* **Work to complete**
Please reproduce the data below exactly, from the first line to the last.

___

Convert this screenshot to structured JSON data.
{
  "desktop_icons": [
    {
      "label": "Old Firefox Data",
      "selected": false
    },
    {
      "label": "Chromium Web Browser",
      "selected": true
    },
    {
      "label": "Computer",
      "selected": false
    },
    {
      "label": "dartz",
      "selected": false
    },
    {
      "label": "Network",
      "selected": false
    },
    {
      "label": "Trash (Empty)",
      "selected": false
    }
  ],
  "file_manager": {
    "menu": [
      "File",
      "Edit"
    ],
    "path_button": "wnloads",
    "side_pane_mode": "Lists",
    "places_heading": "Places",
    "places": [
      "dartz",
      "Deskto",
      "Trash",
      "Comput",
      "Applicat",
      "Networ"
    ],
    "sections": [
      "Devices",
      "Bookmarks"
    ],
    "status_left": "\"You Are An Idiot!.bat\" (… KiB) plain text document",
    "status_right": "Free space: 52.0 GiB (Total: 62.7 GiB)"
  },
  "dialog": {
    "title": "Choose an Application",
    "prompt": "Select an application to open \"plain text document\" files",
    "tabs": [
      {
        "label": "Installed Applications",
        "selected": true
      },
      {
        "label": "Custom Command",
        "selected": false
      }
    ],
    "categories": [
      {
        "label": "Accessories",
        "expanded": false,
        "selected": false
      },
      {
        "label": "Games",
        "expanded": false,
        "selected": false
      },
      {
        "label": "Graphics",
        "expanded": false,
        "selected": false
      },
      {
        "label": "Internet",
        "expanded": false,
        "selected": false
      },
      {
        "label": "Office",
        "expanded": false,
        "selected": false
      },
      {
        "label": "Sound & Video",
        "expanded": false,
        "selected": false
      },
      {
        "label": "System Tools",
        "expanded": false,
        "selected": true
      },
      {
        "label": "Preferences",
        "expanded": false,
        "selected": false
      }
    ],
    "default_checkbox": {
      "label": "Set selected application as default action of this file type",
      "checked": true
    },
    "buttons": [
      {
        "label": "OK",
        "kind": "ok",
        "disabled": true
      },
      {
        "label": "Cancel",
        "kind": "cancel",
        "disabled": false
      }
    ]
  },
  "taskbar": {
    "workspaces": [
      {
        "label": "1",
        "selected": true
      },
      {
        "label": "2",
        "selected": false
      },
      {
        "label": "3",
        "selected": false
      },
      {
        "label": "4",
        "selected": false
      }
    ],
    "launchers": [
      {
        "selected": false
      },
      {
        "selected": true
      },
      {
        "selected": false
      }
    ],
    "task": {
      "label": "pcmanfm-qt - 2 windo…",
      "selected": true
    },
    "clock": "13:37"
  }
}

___

* **Solution**
Convert this screenshot to structured JSON data.
{
  "desktop_icons": [
    {
      "label": "Old Firefox Data",
      "selected": false
    },
    {
      "label": "Chromium Web Browser",
      "selected": true
    },
    {
      "label": "Computer",
      "selected": false
    },
    {
      "label": "dartz",
      "selected": false
    },
    {
      "label": "Network",
      "selected": false
    },
    {
      "label": "Trash (Empty)",
      "selected": false
    }
  ],
  "file_manager": {
    "menu": [
      "File",
      "Edit"
    ],
    "path_button": "wnloads",
    "side_pane_mode": "Lists",
    "places_heading": "Places",
    "places": [
      "dartz",
      "Deskto",
      "Trash",
      "Comput",
      "Applicat",
      "Networ"
    ],
    "sections": [
      "Devices",
      "Bookmarks"
    ],
    "status_left": "\"You Are An Idiot!.bat\" (… KiB) plain text document",
    "status_right": "Free space: 52.0 GiB (Total: 62.7 GiB)"
  },
  "dialog": {
    "title": "Choose an Application",
    "prompt": "Select an application to open \"plain text document\" files",
    "tabs": [
      {
        "label": "Installed Applications",
        "selected": true
      },
      {
        "label": "Custom Command",
        "selected": false
      }
    ],
    "categories": [
      {
        "label": "Accessories",
        "expanded": false,
        "selected": false
      },
      {
        "label": "Games",
        "expanded": false,
        "selected": false
      },
      {
        "label": "Graphics",
        "expanded": false,
        "selected": false
      },
      {
        "label": "Internet",
        "expanded": false,
        "selected": false
      },
      {
        "label": "Office",
        "expanded": false,
        "selected": false
      },
      {
        "label": "Sound & Video",
        "expanded": false,
        "selected": false
      },
      {
        "label": "System Tools",
        "expanded": false,
        "selected": true
      },
      {
        "label": "Preferences",
        "expanded": false,
        "selected": false
      }
    ],
    "default_checkbox": {
      "label": "Set selected application as default action of this file type",
      "checked": true
    },
    "buttons": [
      {
        "label": "OK",
        "kind": "ok",
        "disabled": true
      },
      {
        "label": "Cancel",
        "kind": "cancel",
        "disabled": false
      }
    ]
  },
  "taskbar": {
    "workspaces": [
      {
        "label": "1",
        "selected": true
      },
      {
        "label": "2",
        "selected": false
      },
      {
        "label": "3",
        "selected": false
      },
      {
        "label": "4",
        "selected": false
      }
    ],
    "launchers": [
      {
        "selected": false
      },
      {
        "selected": true
      },
      {
        "selected": false
      }
    ],
    "task": {
      "label": "pcmanfm-qt - 2 windo…",
      "selected": true
    },
    "clock": "13:37"
  }
}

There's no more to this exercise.